TASK PROMPT = Count how many lines in the data hold "https". Only the number.

Extracted records
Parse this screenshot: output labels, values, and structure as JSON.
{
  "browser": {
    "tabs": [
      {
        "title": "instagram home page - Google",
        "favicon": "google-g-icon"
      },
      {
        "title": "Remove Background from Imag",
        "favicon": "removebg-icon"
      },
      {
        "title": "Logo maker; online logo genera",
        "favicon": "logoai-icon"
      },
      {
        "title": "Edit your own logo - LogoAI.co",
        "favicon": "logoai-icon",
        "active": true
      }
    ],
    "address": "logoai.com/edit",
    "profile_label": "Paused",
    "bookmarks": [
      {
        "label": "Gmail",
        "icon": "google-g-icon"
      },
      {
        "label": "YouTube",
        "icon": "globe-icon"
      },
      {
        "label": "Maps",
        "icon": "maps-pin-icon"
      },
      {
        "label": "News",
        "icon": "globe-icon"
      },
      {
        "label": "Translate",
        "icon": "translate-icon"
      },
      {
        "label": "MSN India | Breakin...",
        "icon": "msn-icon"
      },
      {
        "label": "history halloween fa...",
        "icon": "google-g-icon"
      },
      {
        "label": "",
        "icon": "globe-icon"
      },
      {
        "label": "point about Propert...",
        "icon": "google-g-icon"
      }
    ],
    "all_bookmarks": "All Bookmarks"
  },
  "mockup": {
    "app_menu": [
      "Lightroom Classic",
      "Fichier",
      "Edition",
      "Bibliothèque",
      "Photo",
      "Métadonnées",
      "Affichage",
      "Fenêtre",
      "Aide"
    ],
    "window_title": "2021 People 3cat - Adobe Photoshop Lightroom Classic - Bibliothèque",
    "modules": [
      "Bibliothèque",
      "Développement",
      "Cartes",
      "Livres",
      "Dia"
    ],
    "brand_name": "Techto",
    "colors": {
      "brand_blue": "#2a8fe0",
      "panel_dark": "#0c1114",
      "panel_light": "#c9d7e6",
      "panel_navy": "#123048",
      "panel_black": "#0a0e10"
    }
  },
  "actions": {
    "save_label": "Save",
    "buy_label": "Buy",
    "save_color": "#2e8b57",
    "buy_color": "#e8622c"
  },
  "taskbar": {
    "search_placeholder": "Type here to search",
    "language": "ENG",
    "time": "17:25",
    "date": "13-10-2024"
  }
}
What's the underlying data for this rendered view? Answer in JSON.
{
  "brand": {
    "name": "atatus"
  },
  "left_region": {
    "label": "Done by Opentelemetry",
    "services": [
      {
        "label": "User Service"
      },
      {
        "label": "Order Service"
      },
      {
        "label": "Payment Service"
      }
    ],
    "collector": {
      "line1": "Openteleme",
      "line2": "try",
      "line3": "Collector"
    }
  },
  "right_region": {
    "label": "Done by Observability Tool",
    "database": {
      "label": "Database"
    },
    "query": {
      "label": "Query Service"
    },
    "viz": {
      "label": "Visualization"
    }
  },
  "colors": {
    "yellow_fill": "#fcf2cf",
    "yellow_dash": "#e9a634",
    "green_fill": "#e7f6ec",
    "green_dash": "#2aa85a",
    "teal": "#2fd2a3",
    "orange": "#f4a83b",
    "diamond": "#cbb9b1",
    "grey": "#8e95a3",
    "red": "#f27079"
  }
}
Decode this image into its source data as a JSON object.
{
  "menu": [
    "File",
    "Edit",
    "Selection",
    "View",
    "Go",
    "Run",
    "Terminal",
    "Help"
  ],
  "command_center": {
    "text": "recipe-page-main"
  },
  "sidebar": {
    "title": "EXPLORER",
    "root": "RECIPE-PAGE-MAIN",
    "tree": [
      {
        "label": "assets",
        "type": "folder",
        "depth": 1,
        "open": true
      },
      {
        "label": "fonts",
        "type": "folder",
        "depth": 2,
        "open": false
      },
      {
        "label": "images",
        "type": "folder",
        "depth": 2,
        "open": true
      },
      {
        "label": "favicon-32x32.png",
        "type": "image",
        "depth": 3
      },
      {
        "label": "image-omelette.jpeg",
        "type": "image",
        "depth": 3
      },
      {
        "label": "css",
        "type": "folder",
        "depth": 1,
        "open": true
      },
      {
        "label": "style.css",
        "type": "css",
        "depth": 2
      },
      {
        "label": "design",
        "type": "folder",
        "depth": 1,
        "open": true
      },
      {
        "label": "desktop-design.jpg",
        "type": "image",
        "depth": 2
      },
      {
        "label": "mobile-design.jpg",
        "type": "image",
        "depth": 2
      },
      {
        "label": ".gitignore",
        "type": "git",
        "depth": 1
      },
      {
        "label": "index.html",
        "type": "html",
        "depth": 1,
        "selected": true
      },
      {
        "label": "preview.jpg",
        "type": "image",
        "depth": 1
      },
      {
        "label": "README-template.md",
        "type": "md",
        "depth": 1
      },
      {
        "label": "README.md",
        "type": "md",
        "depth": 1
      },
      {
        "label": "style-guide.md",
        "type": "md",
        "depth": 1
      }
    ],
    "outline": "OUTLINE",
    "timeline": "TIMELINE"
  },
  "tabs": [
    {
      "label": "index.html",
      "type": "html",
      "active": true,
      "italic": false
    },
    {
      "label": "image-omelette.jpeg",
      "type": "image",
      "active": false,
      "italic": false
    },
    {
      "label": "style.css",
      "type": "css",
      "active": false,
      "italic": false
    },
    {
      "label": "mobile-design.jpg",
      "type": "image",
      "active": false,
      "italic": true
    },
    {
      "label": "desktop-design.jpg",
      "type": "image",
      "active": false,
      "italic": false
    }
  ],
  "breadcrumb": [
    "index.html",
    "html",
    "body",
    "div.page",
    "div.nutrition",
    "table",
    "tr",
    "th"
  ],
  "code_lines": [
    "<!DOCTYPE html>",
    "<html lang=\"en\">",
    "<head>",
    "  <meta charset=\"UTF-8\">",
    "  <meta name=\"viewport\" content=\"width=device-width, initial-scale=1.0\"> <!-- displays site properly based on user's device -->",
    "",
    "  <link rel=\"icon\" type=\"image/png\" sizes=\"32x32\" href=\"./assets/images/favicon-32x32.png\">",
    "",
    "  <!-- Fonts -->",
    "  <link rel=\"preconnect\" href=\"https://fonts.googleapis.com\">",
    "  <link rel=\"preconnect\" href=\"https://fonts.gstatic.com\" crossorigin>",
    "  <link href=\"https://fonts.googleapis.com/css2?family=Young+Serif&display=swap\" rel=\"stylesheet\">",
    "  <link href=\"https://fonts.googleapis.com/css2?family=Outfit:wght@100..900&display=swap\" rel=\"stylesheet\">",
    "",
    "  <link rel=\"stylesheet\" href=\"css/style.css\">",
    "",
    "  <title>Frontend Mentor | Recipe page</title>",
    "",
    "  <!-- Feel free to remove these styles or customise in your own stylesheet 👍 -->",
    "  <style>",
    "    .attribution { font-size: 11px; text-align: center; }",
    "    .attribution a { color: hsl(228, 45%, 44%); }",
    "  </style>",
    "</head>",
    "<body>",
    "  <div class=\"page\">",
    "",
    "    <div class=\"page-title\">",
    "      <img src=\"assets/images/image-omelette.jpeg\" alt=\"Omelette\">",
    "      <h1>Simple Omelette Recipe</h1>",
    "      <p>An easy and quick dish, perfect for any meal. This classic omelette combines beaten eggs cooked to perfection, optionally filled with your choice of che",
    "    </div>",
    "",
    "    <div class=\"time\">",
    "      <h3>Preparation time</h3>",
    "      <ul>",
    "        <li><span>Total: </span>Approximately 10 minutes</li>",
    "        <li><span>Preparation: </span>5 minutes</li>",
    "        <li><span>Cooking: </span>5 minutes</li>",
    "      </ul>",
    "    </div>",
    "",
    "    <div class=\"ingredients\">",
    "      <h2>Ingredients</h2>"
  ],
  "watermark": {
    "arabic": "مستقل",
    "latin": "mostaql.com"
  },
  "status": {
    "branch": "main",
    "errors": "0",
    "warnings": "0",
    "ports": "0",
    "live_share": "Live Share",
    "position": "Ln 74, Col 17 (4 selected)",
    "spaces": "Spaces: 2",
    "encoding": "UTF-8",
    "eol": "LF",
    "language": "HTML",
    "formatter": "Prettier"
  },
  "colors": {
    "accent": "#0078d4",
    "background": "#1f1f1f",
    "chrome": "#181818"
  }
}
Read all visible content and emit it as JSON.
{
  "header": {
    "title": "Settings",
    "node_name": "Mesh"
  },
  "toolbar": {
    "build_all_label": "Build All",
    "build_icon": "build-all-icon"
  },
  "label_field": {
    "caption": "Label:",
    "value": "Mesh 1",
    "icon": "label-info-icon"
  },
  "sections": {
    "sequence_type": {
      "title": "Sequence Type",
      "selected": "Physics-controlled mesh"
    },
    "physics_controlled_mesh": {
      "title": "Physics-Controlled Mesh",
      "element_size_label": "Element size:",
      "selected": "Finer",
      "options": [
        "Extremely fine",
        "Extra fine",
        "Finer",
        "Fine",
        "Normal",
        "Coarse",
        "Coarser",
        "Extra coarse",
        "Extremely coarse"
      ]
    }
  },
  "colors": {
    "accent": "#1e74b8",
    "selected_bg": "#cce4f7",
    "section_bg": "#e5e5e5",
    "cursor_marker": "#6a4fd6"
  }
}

RESPONSE TO THIS TASK = 4